The ISO, or Insurance Services Office, is the organization responsible for creating auto insurance vehicle ratings that are used by car insurance companies. Virtually every car insurance company in the country uses the ISO vehicle rating in calculating and determining auto insurance policy premium rates.
The ISO creates a publication that rates almost every car and truck made available for purchase in the United States. The publication lists auto insurance vehicle ratings and is made available to insurance agents and companies around the country. The publications are usually updated once a year.
The ISO system for calculating car insurance vehicle ratings involves rating a particular make and model vehicle on a scale between 3 and 27. The ISO uses data and information regarding car loss history, the average cost to repair or replace a certain type of vehicle and how often that particular type of vehicle is stolen in determining the vehicle’s ISO rating. Generally speaking, a vehicle that has a higher ISO rating will always be more expensive to insure that vehicles aim for a lower ISO rating.

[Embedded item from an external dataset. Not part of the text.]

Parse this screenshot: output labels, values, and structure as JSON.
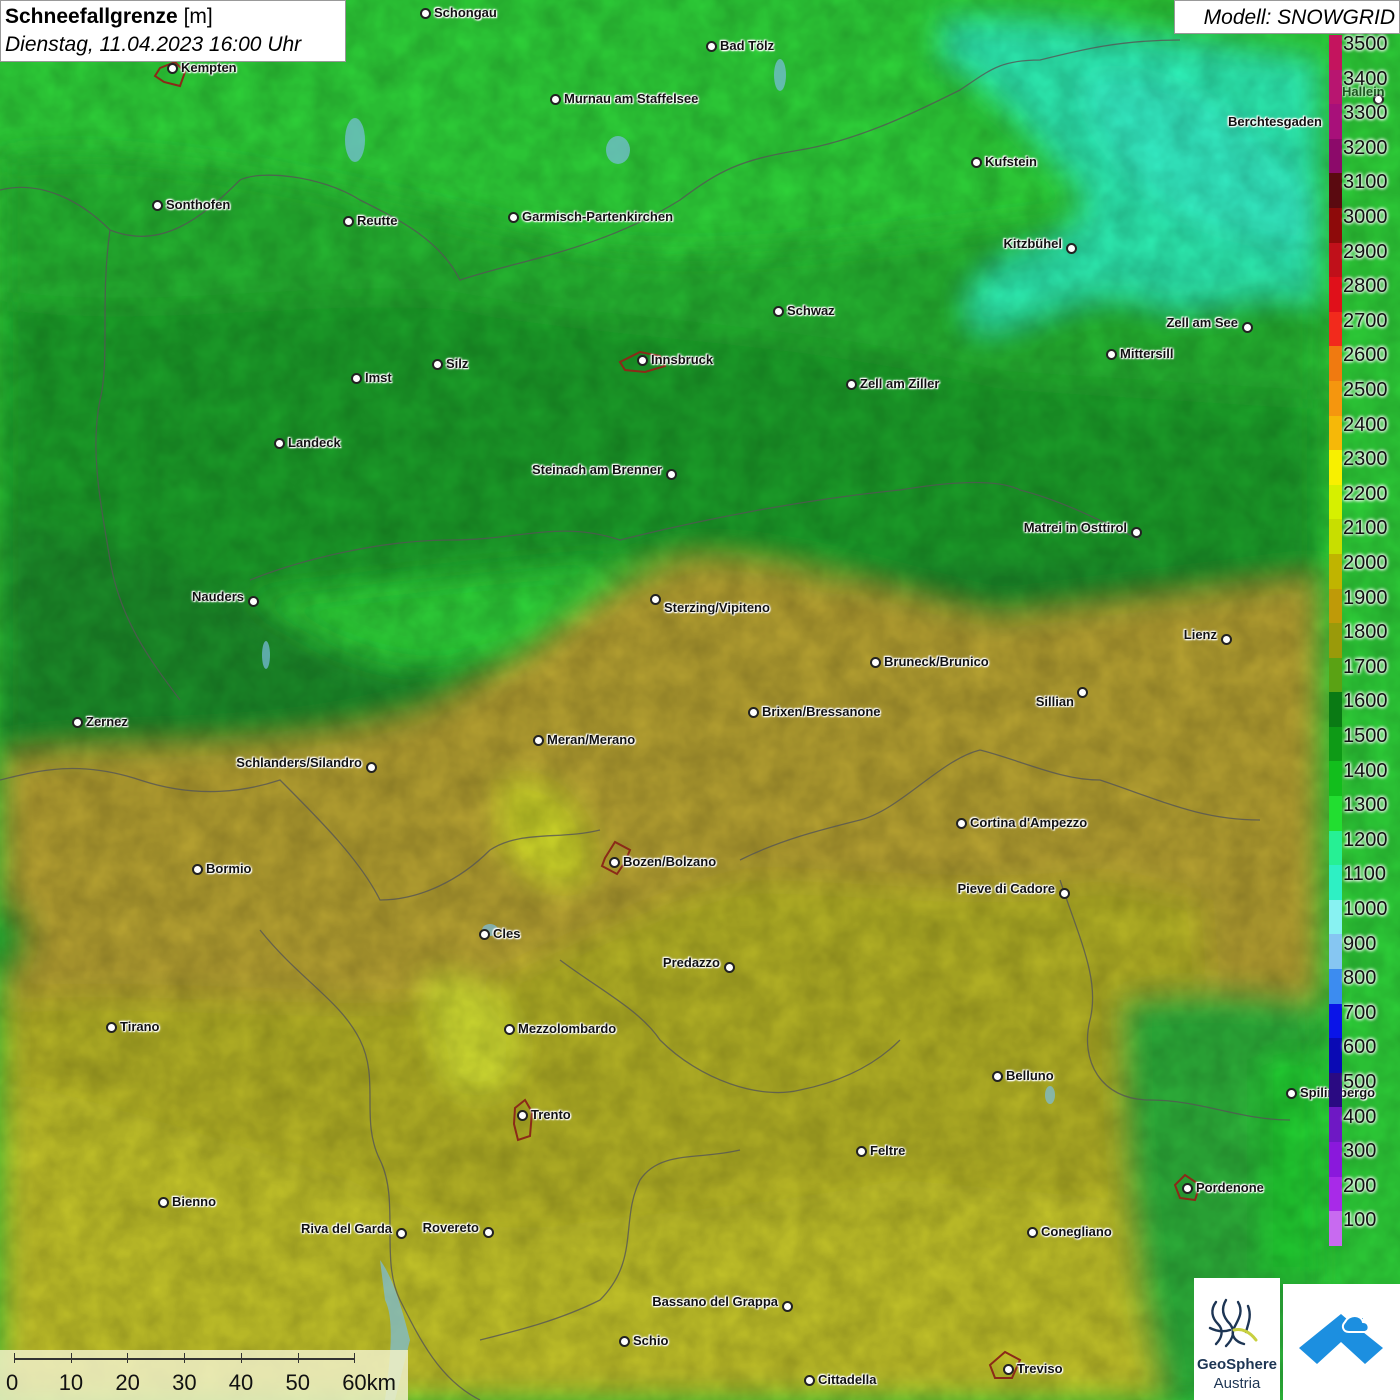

Car insurance companies use ISO vehicle ratings in determining premiums for collision coverage and comprehensive coverage only. The reason for this is simple. Car insurance companies do not have to pay for the vehicle of the policyholder when providing liability coverage only. When providing only liability insurance company coverage, the insurance company does not use an ISO rating and depends solely on the driver’s personal credit score and driving history to determine policy rates.